─── Input material ───
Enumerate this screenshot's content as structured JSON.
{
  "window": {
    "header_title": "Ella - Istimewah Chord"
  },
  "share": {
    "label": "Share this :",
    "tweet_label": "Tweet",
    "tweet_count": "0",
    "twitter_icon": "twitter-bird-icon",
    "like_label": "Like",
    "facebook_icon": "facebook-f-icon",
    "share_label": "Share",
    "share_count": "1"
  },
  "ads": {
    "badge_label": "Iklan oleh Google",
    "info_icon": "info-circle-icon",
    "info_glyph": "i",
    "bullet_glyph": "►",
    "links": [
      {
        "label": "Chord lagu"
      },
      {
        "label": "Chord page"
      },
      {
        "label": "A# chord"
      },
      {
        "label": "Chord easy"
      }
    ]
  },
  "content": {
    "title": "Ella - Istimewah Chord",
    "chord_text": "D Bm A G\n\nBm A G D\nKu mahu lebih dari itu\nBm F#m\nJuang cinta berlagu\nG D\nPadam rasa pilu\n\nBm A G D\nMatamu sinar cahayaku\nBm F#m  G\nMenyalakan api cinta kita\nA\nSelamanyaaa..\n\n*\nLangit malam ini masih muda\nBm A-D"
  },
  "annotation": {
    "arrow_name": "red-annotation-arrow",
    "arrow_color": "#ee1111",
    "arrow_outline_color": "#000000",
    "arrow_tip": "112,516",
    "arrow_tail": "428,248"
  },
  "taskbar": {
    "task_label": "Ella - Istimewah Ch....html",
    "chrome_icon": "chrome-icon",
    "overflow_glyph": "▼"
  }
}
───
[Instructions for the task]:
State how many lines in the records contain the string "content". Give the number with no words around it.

[Solution]:
2